== INPUT FOR THIS TASK ==

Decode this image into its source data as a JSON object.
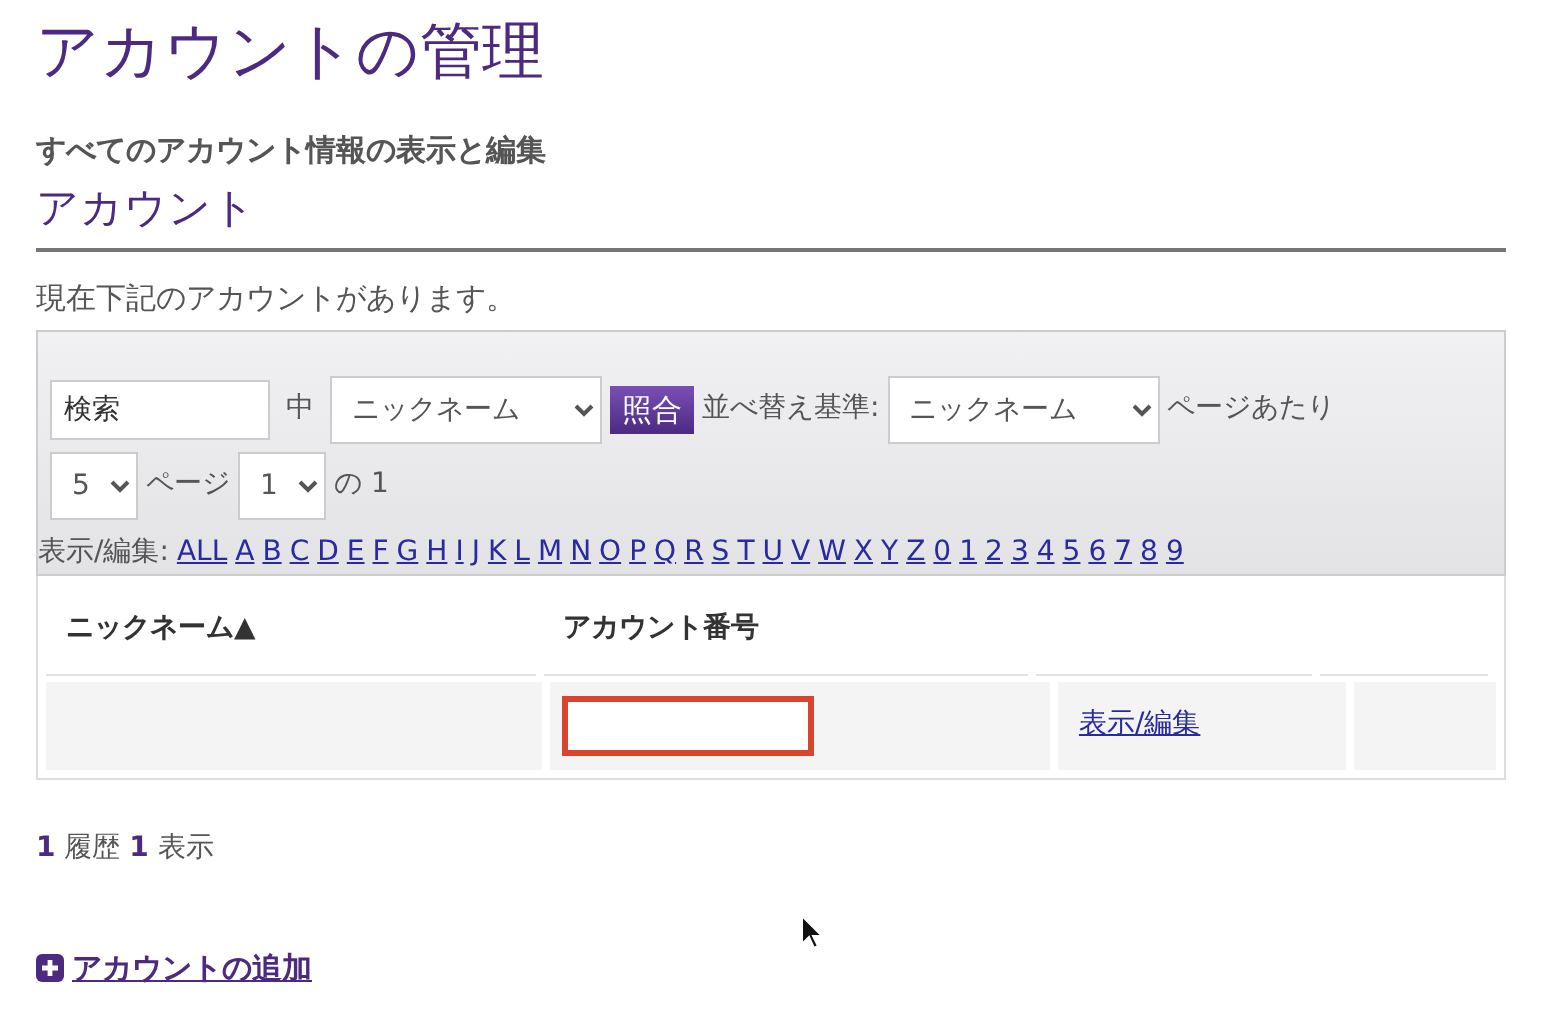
{
  "page_title": "アカウントの管理",
  "subtitle": "すべてのアカウント情報の表示と編集",
  "section_title": "アカウント",
  "intro": "現在下記のアカウントがあります。",
  "filter": {
    "search_value": "検索",
    "in_label": "中",
    "field_select": "ニックネーム",
    "match_button": "照合",
    "sort_label": "並べ替え基準:",
    "sort_select": "ニックネーム",
    "per_page_label": "ページあたり",
    "per_page_select": "5",
    "page_label": "ページ",
    "page_select": "1",
    "of_label": "の 1"
  },
  "letters_label": "表示/編集:",
  "letters": [
    "ALL",
    "A",
    "B",
    "C",
    "D",
    "E",
    "F",
    "G",
    "H",
    "I",
    "J",
    "K",
    "L",
    "M",
    "N",
    "O",
    "P",
    "Q",
    "R",
    "S",
    "T",
    "U",
    "V",
    "W",
    "X",
    "Y",
    "Z",
    "0",
    "1",
    "2",
    "3",
    "4",
    "5",
    "6",
    "7",
    "8",
    "9"
  ],
  "table": {
    "columns": [
      "ニックネーム▲",
      "アカウント番号"
    ],
    "rows": [
      {
        "account_field_highlighted": true,
        "link": "表示/編集"
      }
    ]
  },
  "summary": "**1** 履歴 **1** 表示",
  "add_link": "アカウントの追加"
}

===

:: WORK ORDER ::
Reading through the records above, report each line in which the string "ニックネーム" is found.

:: TASK RESULT ::
    "field_select": "ニックネーム",
    "sort_select": "ニックネーム",
      "ニックネーム▲",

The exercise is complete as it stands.